(PROBLEM DESCRIPTION): Here are some entries; quote each one exactly.

*** Opening DATA FOR ANALYSIS ***

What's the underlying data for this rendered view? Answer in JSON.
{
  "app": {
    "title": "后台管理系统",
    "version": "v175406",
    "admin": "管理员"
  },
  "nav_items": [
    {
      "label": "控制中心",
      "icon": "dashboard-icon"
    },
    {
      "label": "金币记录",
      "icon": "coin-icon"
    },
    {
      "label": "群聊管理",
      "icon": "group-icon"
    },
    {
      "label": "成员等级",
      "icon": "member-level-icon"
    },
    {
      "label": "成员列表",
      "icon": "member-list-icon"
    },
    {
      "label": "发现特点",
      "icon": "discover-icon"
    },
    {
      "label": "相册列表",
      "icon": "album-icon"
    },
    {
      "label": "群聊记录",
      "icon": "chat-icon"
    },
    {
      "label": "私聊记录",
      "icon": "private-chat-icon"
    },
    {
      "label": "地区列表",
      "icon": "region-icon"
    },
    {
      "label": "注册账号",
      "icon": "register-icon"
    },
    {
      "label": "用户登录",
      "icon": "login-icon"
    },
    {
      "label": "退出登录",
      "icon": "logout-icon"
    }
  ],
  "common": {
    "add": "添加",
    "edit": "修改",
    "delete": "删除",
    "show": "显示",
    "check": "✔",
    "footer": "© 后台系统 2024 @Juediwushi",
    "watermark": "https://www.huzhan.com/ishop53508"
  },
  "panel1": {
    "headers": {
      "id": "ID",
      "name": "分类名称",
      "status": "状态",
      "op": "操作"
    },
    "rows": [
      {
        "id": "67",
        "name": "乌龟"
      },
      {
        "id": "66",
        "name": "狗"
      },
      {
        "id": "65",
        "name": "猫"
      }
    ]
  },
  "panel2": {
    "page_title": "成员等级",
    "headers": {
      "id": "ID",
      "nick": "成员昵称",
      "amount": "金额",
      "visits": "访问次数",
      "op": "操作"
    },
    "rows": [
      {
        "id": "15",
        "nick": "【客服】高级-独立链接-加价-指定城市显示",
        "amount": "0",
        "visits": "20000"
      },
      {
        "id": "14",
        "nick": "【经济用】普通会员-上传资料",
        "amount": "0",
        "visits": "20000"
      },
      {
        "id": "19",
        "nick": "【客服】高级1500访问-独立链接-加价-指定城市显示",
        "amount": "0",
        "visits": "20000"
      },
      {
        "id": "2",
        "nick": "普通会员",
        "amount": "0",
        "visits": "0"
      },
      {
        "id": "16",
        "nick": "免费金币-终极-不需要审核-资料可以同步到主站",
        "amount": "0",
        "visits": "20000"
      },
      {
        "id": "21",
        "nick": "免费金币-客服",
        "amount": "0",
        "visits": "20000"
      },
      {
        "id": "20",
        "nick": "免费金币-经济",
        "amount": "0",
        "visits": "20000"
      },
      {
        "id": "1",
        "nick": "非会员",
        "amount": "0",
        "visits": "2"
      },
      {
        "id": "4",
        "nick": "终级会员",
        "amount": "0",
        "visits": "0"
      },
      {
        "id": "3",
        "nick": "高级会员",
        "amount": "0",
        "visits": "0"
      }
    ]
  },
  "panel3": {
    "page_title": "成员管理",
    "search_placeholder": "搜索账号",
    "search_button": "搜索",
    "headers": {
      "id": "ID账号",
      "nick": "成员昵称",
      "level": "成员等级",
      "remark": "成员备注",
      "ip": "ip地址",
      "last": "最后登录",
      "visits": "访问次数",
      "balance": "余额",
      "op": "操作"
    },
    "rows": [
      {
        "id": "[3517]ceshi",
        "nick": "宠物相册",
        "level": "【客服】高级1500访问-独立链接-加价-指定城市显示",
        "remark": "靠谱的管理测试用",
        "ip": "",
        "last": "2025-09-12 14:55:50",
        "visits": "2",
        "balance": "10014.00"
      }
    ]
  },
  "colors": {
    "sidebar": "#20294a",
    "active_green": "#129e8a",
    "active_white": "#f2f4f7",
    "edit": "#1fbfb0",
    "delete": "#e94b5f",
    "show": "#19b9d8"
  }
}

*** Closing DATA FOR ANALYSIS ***

(TASK OUTPUT):
What's the underlying data for this rendered view? Answer in JSON.
{
  "app": {
    "title": "后台管理系统",
    "version": "v175406",
    "admin": "管理员"
  },
  "nav_items": [
    {
      "label": "控制中心",
      "icon": "dashboard-icon"
    },
    {
      "label": "金币记录",
      "icon": "coin-icon"
    },
    {
      "label": "群聊管理",
      "icon": "group-icon"
    },
    {
      "label": "成员等级",
      "icon": "member-level-icon"
    },
    {
      "label": "成员列表",
      "icon": "member-list-icon"
    },
    {
      "label": "发现特点",
      "icon": "discover-icon"
    },
    {
      "label": "相册列表",
      "icon": "album-icon"
    },
    {
      "label": "群聊记录",
      "icon": "chat-icon"
    },
    {
      "label": "私聊记录",
      "icon": "private-chat-icon"
    },
    {
      "label": "地区列表",
      "icon": "region-icon"
    },
    {
      "label": "注册账号",
      "icon": "register-icon"
    },
    {
      "label": "用户登录",
      "icon": "login-icon"
    },
    {
      "label": "退出登录",
      "icon": "logout-icon"
    }
  ],
  "common": {
    "add": "添加",
    "edit": "修改",
    "delete": "删除",
    "show": "显示",
    "check": "✔",
    "footer": "© 后台系统 2024 @Juediwushi",
    "watermark": "https://www.huzhan.com/ishop53508"
  },
  "panel1": {
    "headers": {
      "id": "ID",
      "name": "分类名称",
      "status": "状态",
      "op": "操作"
    },
    "rows": [
      {
        "id": "67",
        "name": "乌龟"
      },
      {
        "id": "66",
        "name": "狗"
      },
      {
        "id": "65",
        "name": "猫"
      }
    ]
  },
  "panel2": {
    "page_title": "成员等级",
    "headers": {
      "id": "ID",
      "nick": "成员昵称",
      "amount": "金额",
      "visits": "访问次数",
      "op": "操作"
    },
    "rows": [
      {
        "id": "15",
        "nick": "【客服】高级-独立链接-加价-指定城市显示",
        "amount": "0",
        "visits": "20000"
      },
      {
        "id": "14",
        "nick": "【经济用】普通会员-上传资料",
        "amount": "0",
        "visits": "20000"
      },
      {
        "id": "19",
        "nick": "【客服】高级1500访问-独立链接-加价-指定城市显示",
        "amount": "0",
        "visits": "20000"
      },
      {
        "id": "2",
        "nick": "普通会员",
        "amount": "0",
        "visits": "0"
      },
      {
        "id": "16",
        "nick": "免费金币-终极-不需要审核-资料可以同步到主站",
        "amount": "0",
        "visits": "20000"
      },
      {
        "id": "21",
        "nick": "免费金币-客服",
        "amount": "0",
        "visits": "20000"
      },
      {
        "id": "20",
        "nick": "免费金币-经济",
        "amount": "0",
        "visits": "20000"
      },
      {
        "id": "1",
        "nick": "非会员",
        "amount": "0",
        "visits": "2"
      },
      {
        "id": "4",
        "nick": "终级会员",
        "amount": "0",
        "visits": "0"
      },
      {
        "id": "3",
        "nick": "高级会员",
        "amount": "0",
        "visits": "0"
      }
    ]
  },
  "panel3": {
    "page_title": "成员管理",
    "search_placeholder": "搜索账号",
    "search_button": "搜索",
    "headers": {
      "id": "ID账号",
      "nick": "成员昵称",
      "level": "成员等级",
      "remark": "成员备注",
      "ip": "ip地址",
      "last": "最后登录",
      "visits": "访问次数",
      "balance": "余额",
      "op": "操作"
    },
    "rows": [
      {
        "id": "[3517]ceshi",
        "nick": "宠物相册",
        "level": "【客服】高级1500访问-独立链接-加价-指定城市显示",
        "remark": "靠谱的管理测试用",
        "ip": "",
        "last": "2025-09-12 14:55:50",
        "visits": "2",
        "balance": "10014.00"
      }
    ]
  },
  "colors": {
    "sidebar": "#20294a",
    "active_green": "#129e8a",
    "active_white": "#f2f4f7",
    "edit": "#1fbfb0",
    "delete": "#e94b5f",
    "show": "#19b9d8"
  }
}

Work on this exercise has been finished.